- ‘Dazed and Confused‘ – You could put Richard Linklater’s entire filmography in a hat, blindly pick a title, and find a little gem that was almost entirely overlooked by Oscar. But of all his pictures, Linklater’s first classic, perfectly-realized snapshot of life captured on film is also one of the most criminally overlooked pictures he ever made. I was probably as guilty as the Academy in overlooking this film upon its release. The marketing, which pushed the ’70s stoner comedy angle relentlessly, really didn’t inspire me to go see it in theaters. That’s a shame, because there’s so much more to it than that! While ‘Dazed’ perfectly captures a time period and locale (I grew up in the Southwest; these folks are all too real), the experiences and uncertainty of high school life portrayed in Linklater’s breakout film are universal even today. The sights, the sounds, the attitudes, the smells. Hell, I never smoked pot, but the first time I actually identified that signature aroma, it answered so many question from days gone by, and instantly transported me back in time to some very vivid memories. (sniff sniff) “Hey! That’s the smell outside the bathroom by Ms. Chabot’s Latin classroom!” The truth is, you didn’t have to live like these characters (I was probably more like the dorks played by Adam Goldberg and Anthony Rapp) to recognize their real life counterparts from your own high school. And if you did live like some of these folks, all the better. From the writing and direction, to the acting (come on, Affleck is fantastic! Has Matthew McConaughey ever had a better part than David Wooderson?!), to the cinematography, editing, costuming (this movie certainly triggered a ’70s revival at my high school), everyone right across the board was criminally overlooked. This, my friends, is a great movie, one that will stand the test of time. As I seem to have to say at the end of every one of these Roundtables, where is the Blu-ray?

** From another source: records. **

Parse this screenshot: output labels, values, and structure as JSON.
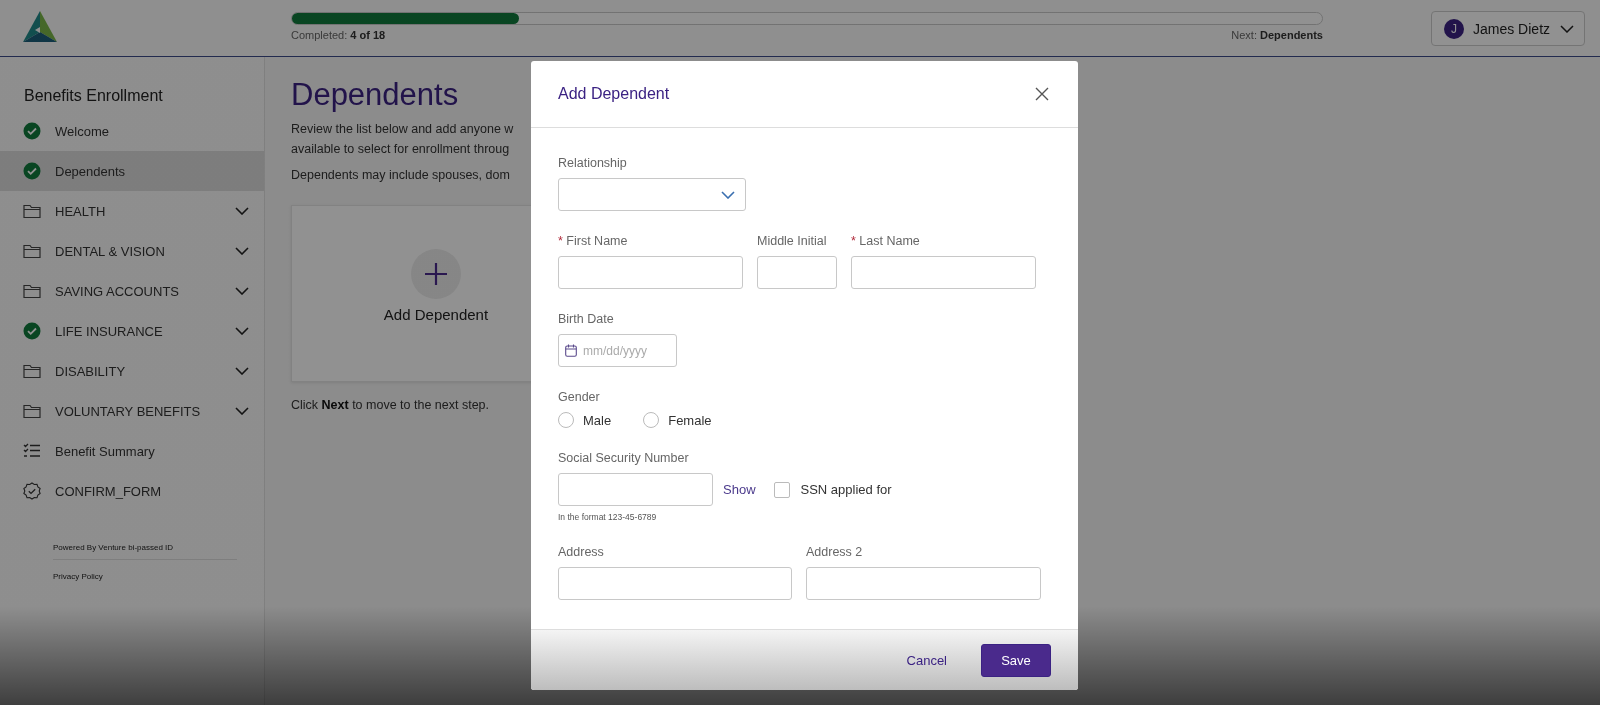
{
  "header": {
    "progress": {
      "label": "Completed:",
      "count": "4 of 18",
      "level": 0.22,
      "next_label": "Next:",
      "next": "Dependents"
    },
    "user": {
      "initial": "J",
      "name": "James Dietz"
    }
  },
  "sidebar": {
    "title": "Benefits Enrollment",
    "items": [
      {
        "label": "Welcome",
        "kind": "done",
        "selected": false
      },
      {
        "label": "Dependents",
        "kind": "done",
        "selected": true
      },
      {
        "label": "HEALTH",
        "kind": "folder",
        "selected": false,
        "expanded": false
      },
      {
        "label": "DENTAL & VISION",
        "kind": "folder",
        "selected": false,
        "expanded": false
      },
      {
        "label": "SAVING ACCOUNTS",
        "kind": "folder",
        "selected": false,
        "expanded": false
      },
      {
        "label": "LIFE INSURANCE",
        "kind": "done",
        "selected": false,
        "expanded": false
      },
      {
        "label": "DISABILITY",
        "kind": "folder",
        "selected": false,
        "expanded": false
      },
      {
        "label": "VOLUNTARY BENEFITS",
        "kind": "folder",
        "selected": false,
        "expanded": false
      },
      {
        "label": "Benefit Summary",
        "kind": "list",
        "selected": false
      },
      {
        "label": "CONFIRM_FORM",
        "kind": "badge",
        "selected": false
      }
    ],
    "footer": {
      "powered": "Powered By Venture  bi-passed ID",
      "privacy": "Privacy Policy"
    }
  },
  "main": {
    "title": "Dependents",
    "lines": [
      "Review the list below and add anyone w",
      "available to select for enrollment throug"
    ],
    "note": "Dependents may include spouses, dom",
    "add_card": "Add Dependent",
    "hint": "Click **Next** to move to the next step."
  },
  "dialog": {
    "title": "Add Dependent",
    "relationship": {
      "label": "Relationship"
    },
    "first_name": {
      "label": "First Name",
      "required_mark": "*"
    },
    "middle_initial": {
      "label": "Middle Initial"
    },
    "last_name": {
      "label": "Last Name",
      "required_mark": "*"
    },
    "birth_date": {
      "label": "Birth Date",
      "placeholder": "mm/dd/yyyy"
    },
    "gender": {
      "label": "Gender",
      "options": [
        {
          "label": "Male",
          "selected": false
        },
        {
          "label": "Female",
          "selected": false
        }
      ]
    },
    "ssn": {
      "label": "Social Security Number",
      "show": "Show",
      "applied": {
        "label": "SSN applied for",
        "checked": false
      },
      "help": "In the format 123-45-6789"
    },
    "address": {
      "label": "Address"
    },
    "address2": {
      "label": "Address 2"
    },
    "buttons": {
      "cancel": "Cancel",
      "save": "Save"
    }
  }
}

- ‘The Big Lebowski‘ – I find it interesting that the Russian Guild of Film Critics awarded ‘The Big Lebowski’ “Best Foreign Film,” but the movie couldn’t come up with even a single nomination here at home. Big Oscar winners/nominees that year (1998) were ‘Shakespeare in Love‘, ‘Saving Private Ryan‘, and ‘Life is Beautiful’. We were in the midst of the dot-com bubble and clearly delusional on a few fronts. So I don’t understand why there wasn’t room for a little of what the Big Lebowski had to offer. Then again, it is a bit of a stoner flick and those have never been terribly popular with the Oscar crowd.
- ‘Speed Racer‘ – I’m going back to Best Visual Effects again. It’s a category that I’m passionate about, since digital effects are so often used poorly. When a movie uses them right, I believe it should be recognized for that. In 2008, a horribly underrated film called ‘Speed Racer’ did just that. I’m the first to criticize digital effects, but the Wachowskis got it right with ‘Speed Racer’. The effects were unreal, but they were unreal to establish a certain mood, rather than just to dazzle the audience and show off. Despite the amazingly detailed, bright and fast car races, the sequences were created in such a way that I was able to follow the action. I knew where the cars were on the track, how close they were to the end, and who was winning. Even the pod race in ‘The Phantom Menace’ got confusing fast. It’s a travesty that ‘Speed Racer’ was overlooked for the category. It’s an even bigger shame that ‘Benjamin Button‘ won. All that movie did was make Brad Pitt look like William H. Macy. You get an Oscar for that?
Now it’s your turn to remind us of some worthy movies that slipped under Oscar’s radar.